"Bosco Ntaganda loves a dinner party. Hell, even a brunch party. And pretty much any time of day is perfect at Le Chalet, Goma’s premier restaurant, where the inside is all slate floors and licheche-wood furniture and Latin jazz, and outside tables dot a manicured lawn that slopes down to Lake Kivu. It has what may be the best selection of booze—Blue Label, pastis, whatever you like—in this provincial capital in eastern Democratic Republic of the Congo. The chicken samosas in curry sauce with pineapple are delightful. And Bosco, a man about town who owns the bar Kivu Light and the Bunyole cheesery, is a fixture here, enough that the first time I walk in, someone says casually, “Oh! You just missed Bosco.”"
Two years ago, MoJo's Mac McClelland left the DRC with a simple question: If she could find one of the world's most notorious warlords, why couldn't the UN?
"With ‘Gangster Squad,’ we get a pulpy endorsement of extrajudicial killing, made all the more palatable by Ryan Gosling’s roguish charms. Meanwhile, ‘Zero Dark Thirty’ delivers a history lesson in how America conquered Bin Laden through the sheer force of torture and feminist overtones."
(Goma) – Rwandan military officials have been arming and supporting the mutiny in eastern Democratic Republic of Congo (DRC) of Gen. Bosco Ntaganda, who is wanted for war crimes by the International Criminal Court (ICC).
Rwandan military officials have allowed Ntaganda to enter Rwanda and supplied him with new recruits, weapons, and ammunition. Ntaganda is sought on an ICC arrest warrant for recruiting and using child soldiers.
The role played by some Rwandan military officials in supporting and harboring an ICC war crimes suspect can’t just be swept under the rug. The Rwandan government should immediately stop all support to Ntaganda and assist in his arrest.
“Some people think that arresting Bosco would unravel the peace deal between Congo and Rwanda,” he says. “I think that that’s not true. You could certainly make a case that arresting him could be stabilizing.” He’s divisive within the former CNDP. He’s become an incredibly powerful mineral smuggler, the cause of much of Congo’s conflict. Also: “He’s a living insult to international justice, and the fact that he wines and dines next to the largest peacekeeping mission in the world in full sight? And everybody knows where he is, and logistically speaking, he would not be very difficult to arrest.”

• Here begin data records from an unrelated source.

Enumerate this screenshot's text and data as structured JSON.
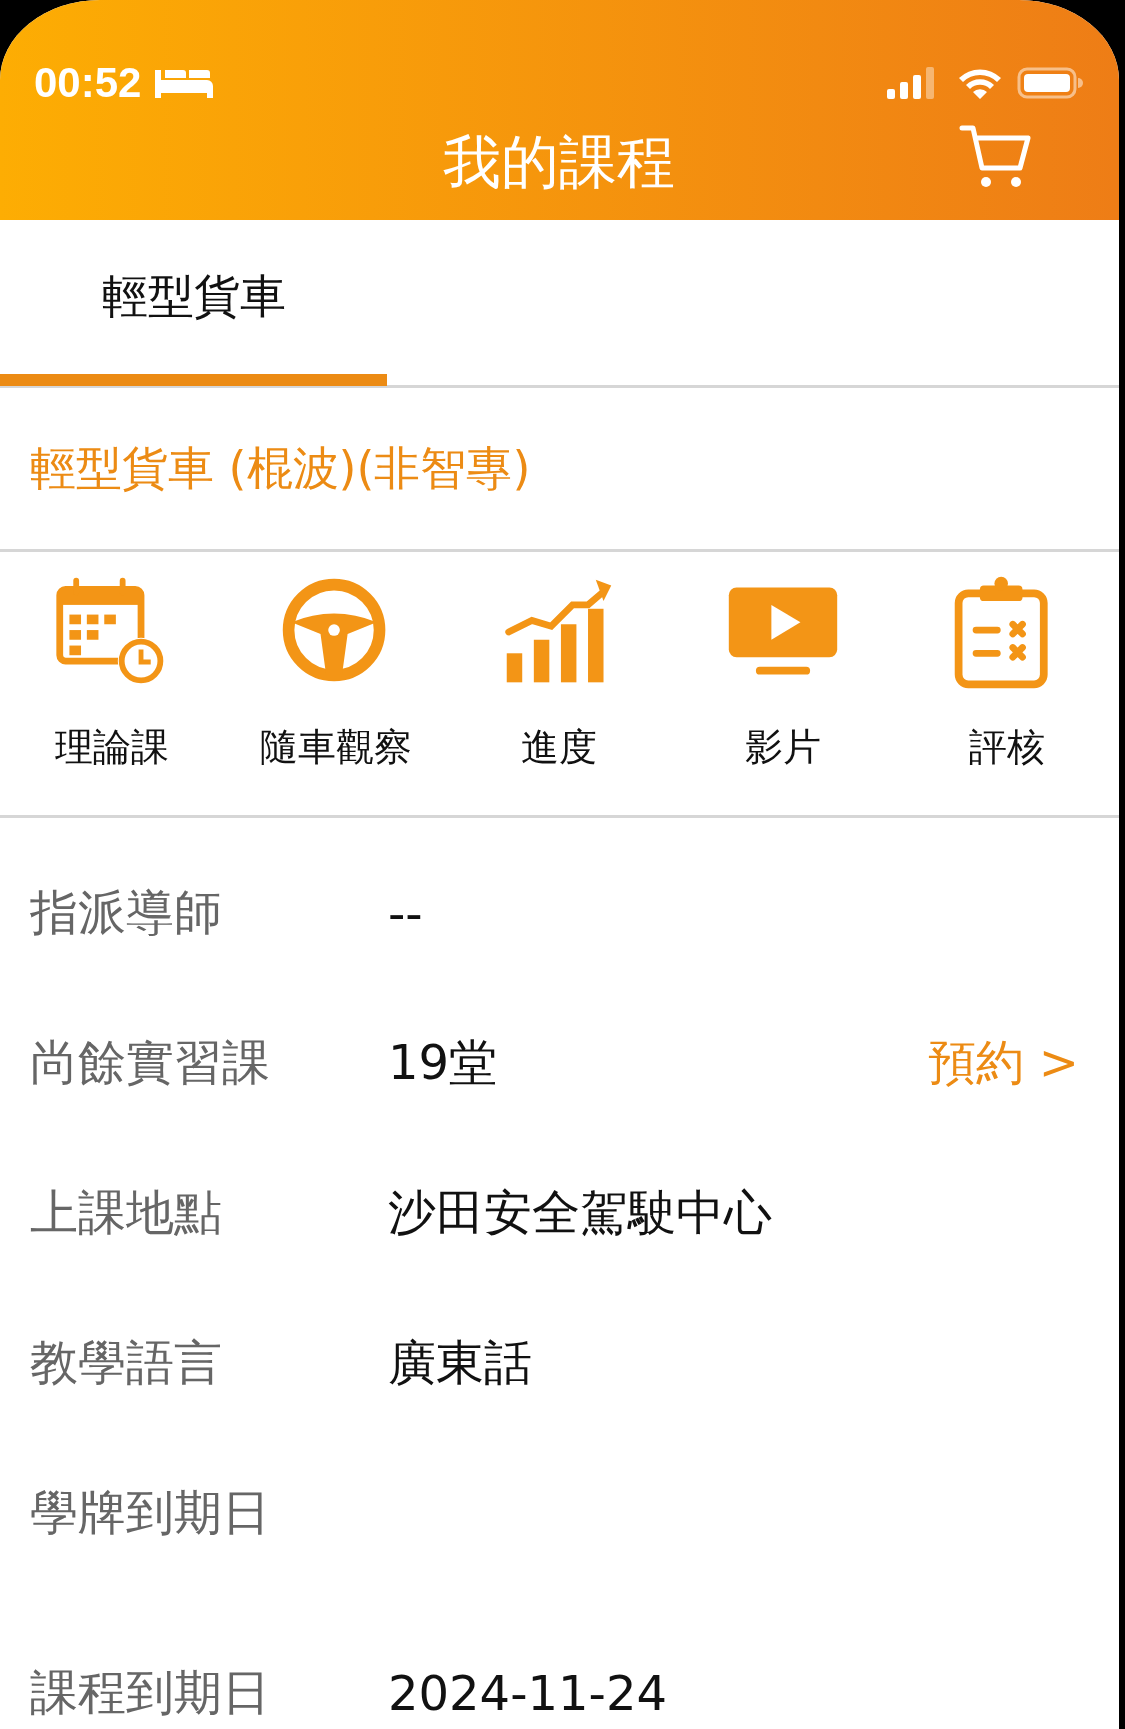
{
  "status_bar": {
    "time": "00:52"
  },
  "header": {
    "title": "我的課程"
  },
  "tabs": [
    {
      "label": "輕型貨車",
      "selected": true
    }
  ],
  "course_title": "輕型貨車 (棍波)(非智專)",
  "features": [
    {
      "label": "理論課",
      "kind": "calendar"
    },
    {
      "label": "隨車觀察",
      "kind": "wheel"
    },
    {
      "label": "進度",
      "kind": "chart"
    },
    {
      "label": "影片",
      "kind": "video"
    },
    {
      "label": "評核",
      "kind": "clipboard"
    }
  ],
  "details": [
    {
      "label": "指派導師",
      "value": "--"
    },
    {
      "label": "尚餘實習課",
      "value": "19堂",
      "action": "預約 >"
    },
    {
      "label": "上課地點",
      "value": "沙田安全駕駛中心"
    },
    {
      "label": "教學語言",
      "value": "廣東話"
    },
    {
      "label": "學牌到期日"
    },
    {
      "label": "課程到期日",
      "value": "2024-11-24"
    }
  ]
}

Via Xeni at Boing Boing, here’s a sketch from the notes of Dr. Bruce Jesser, one of the psychologists who helped the US establish its “enhanced interrogation techniques” at Guantanamo. There’s more where this came from.
MJ editorial intern Ashley Bates offers her very personal story:
The jihadist militants in Gaza who kidnapped and murdered Italian journalist and human rights activist Vittorio Arrigoni could not have killed a more steadfast champion of freedom and justice for Palestinians.
I met Vittorio, known to his friends as Vik, during my first week of freelance reporting in Gaza last year…He brought along his laptop, and offered to let me use his pictures and videos. He took deep puffs from his pipe as he told me about the things he’d seen, including the time he saw a friend of his killed in an Israeli airstrike. I remember feeling awed by his determination to perservere despite his grief…